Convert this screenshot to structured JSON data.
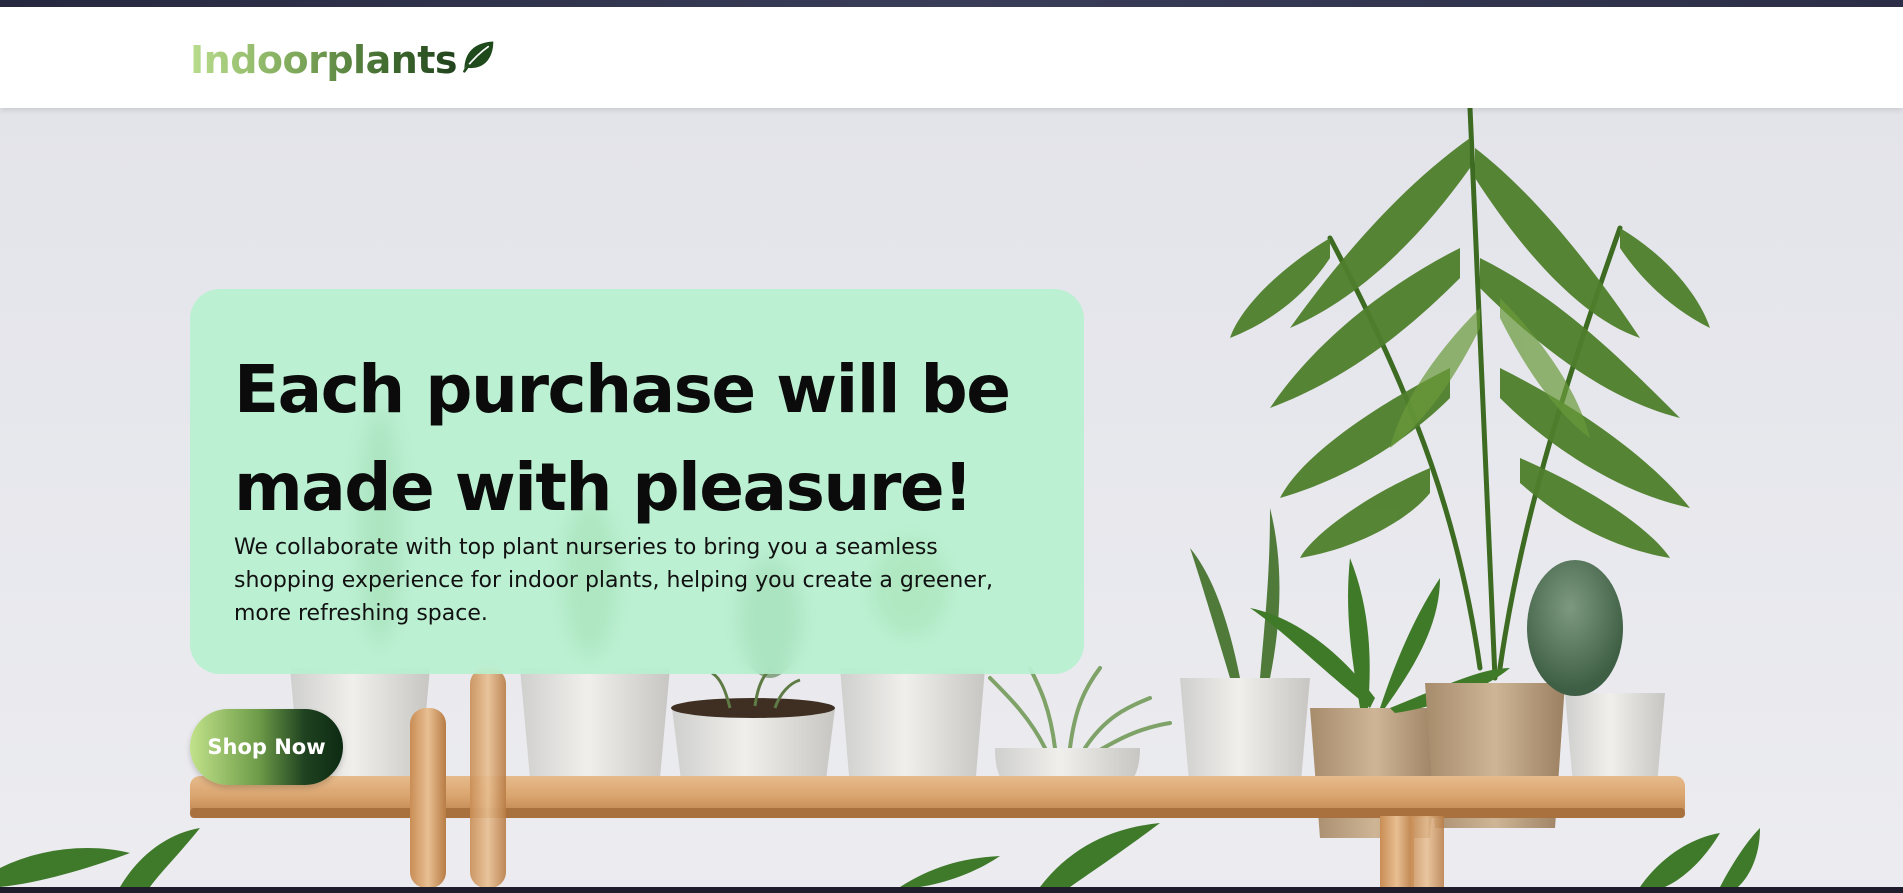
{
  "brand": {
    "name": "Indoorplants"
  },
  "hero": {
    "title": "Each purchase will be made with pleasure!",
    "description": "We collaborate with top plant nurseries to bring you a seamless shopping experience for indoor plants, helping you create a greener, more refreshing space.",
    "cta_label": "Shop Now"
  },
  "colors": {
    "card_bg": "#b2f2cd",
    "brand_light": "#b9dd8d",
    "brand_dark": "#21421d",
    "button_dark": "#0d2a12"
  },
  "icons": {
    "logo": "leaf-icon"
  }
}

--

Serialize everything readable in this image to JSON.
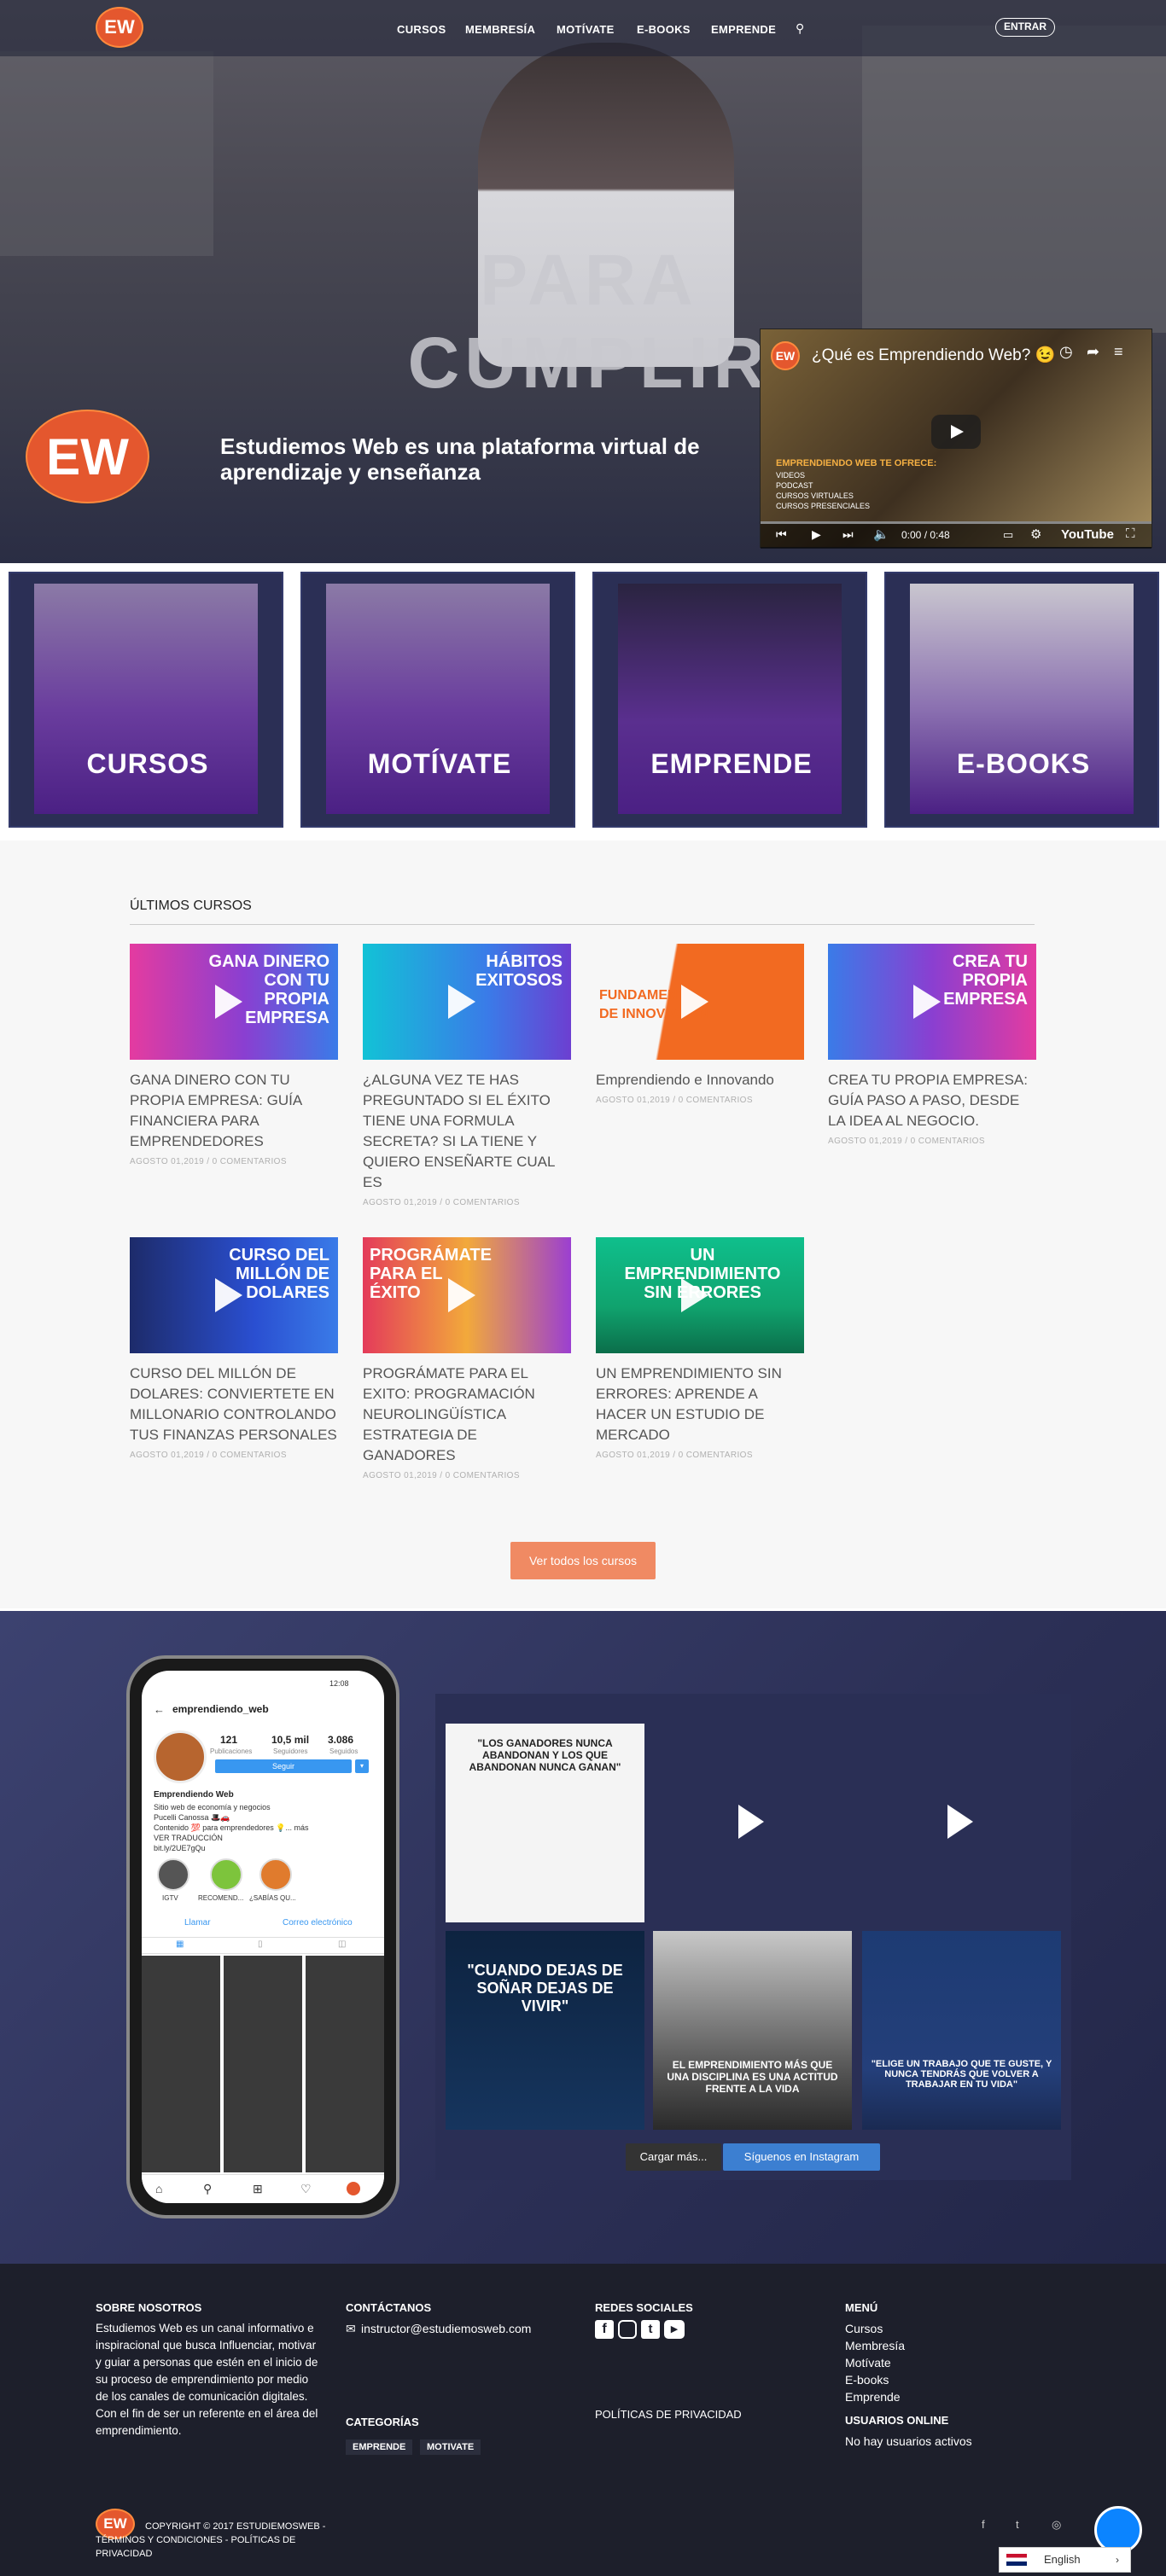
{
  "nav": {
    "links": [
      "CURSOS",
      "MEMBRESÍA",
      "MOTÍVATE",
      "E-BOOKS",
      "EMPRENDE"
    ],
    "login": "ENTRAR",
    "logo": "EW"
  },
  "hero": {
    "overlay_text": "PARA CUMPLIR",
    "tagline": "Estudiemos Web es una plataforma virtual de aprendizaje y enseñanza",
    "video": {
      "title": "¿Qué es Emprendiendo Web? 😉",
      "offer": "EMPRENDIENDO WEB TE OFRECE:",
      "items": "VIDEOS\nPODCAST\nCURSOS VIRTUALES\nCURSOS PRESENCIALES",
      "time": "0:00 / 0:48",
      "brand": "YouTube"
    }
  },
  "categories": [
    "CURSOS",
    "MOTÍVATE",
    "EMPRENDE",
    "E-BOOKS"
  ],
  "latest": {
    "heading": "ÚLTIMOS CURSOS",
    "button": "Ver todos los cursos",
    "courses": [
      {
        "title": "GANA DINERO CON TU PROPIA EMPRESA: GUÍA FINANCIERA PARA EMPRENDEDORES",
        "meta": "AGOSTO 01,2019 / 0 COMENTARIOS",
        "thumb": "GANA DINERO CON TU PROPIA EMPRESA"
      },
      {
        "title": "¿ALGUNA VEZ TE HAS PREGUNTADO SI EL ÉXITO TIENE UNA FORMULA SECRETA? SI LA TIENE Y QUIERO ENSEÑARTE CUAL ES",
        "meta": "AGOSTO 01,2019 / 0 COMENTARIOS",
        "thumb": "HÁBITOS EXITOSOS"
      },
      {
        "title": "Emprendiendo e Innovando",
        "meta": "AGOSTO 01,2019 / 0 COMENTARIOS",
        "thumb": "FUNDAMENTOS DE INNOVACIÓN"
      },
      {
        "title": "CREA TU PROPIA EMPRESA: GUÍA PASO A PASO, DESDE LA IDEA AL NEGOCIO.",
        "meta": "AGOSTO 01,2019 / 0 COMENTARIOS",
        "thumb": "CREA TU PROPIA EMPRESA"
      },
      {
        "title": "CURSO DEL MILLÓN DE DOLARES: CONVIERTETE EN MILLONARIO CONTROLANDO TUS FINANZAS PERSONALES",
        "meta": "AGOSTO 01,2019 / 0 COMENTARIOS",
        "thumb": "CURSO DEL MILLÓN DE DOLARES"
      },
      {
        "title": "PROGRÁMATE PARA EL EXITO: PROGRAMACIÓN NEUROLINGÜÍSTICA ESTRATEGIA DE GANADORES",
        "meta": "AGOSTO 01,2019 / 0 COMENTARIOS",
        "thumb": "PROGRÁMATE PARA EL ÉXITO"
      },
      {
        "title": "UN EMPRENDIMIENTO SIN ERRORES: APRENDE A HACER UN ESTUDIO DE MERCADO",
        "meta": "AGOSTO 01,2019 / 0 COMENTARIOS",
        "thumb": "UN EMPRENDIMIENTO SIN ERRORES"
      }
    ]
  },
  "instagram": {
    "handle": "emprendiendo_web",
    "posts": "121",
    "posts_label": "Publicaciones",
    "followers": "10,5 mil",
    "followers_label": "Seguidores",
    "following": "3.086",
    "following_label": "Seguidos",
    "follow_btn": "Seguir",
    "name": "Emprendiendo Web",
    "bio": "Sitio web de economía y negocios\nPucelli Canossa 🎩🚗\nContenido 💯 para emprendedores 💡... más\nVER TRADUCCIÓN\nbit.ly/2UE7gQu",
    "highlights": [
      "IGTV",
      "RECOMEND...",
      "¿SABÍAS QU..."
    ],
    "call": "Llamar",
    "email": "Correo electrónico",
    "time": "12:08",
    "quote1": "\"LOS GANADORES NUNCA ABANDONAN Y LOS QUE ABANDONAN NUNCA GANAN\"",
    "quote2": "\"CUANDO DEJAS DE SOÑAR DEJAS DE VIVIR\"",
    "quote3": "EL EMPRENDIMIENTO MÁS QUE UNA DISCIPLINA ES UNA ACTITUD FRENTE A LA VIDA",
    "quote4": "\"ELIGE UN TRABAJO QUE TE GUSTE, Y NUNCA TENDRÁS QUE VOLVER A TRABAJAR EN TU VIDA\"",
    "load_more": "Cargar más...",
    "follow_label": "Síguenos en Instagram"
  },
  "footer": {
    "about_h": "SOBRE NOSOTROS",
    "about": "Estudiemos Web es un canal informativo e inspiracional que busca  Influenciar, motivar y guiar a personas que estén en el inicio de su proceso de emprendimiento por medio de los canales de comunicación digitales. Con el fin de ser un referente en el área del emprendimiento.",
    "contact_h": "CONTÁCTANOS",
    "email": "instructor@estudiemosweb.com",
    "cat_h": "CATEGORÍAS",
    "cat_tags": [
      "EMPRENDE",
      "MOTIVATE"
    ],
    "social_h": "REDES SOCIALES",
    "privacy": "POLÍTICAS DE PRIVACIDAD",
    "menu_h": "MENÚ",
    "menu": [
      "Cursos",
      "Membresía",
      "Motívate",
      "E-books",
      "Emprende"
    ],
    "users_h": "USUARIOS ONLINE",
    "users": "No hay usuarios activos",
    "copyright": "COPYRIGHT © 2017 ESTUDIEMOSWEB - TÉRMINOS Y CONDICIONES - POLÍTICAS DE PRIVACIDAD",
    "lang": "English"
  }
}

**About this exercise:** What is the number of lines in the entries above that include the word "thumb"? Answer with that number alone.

**Answer space:** 7